"After about six weeks I was posted to Richmond where three Spitfire squadrons and all their supporting units were being assembled in preparation for a move to Darwin," he said.
"I was to be one of the maintenance electricians with the fighter sector.
"When we reached Darwin it was a quite a surprise.
"We had previously heard of the bombing raids on Darwin but it was still an eye-opener to see the extent of the damage in the town and the harbour."
At the end of 1943 Mr Agnew was given the chance to re-muster to Aircrew Trainee.
"Some of us were to train as pilot, others as gunner, or radio operator or navigator," Mr Agnew said.
"I chose to train as a navigator/wireless operator, the course had been designed to produce air crew members who could both navigate and handle radio communication using Morse code."
In December of 1944 Mr Agnew was then reposted to Darwin.
"Whilst operating from Darwin we carried out some long-range reconnaissance flights and also attacked some targets defended by A/A guns," he said.
Mr Agnew retired from the air force in 1945.
He was then given financial support from the repatriation service to go to university and study.
Mr Agnew walked away as a qualified engineer.
The qualification eventually landed him a role working for Warwick's Transport and Main Roads department.
By this stage he was married and had had several children of his own.
He fell in love with the town and in his words, "never felt like leaving".
Part one of Mr Agnew's autobiography is on display at the Veteran's Support and Advocacy Service's military museum on Tooth St.
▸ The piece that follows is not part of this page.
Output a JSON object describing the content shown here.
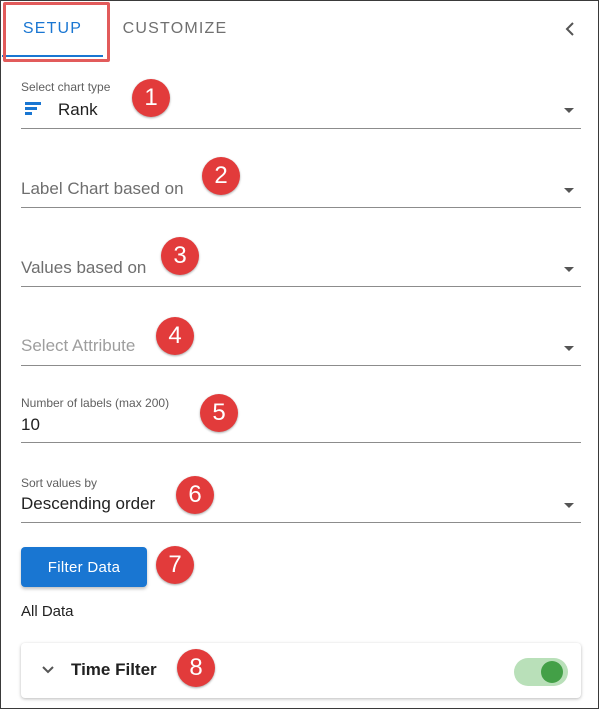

Mr Agnew said he was putting the finishing touches on the second half of the book, which will detail his time in Warwick and the joys of retirement.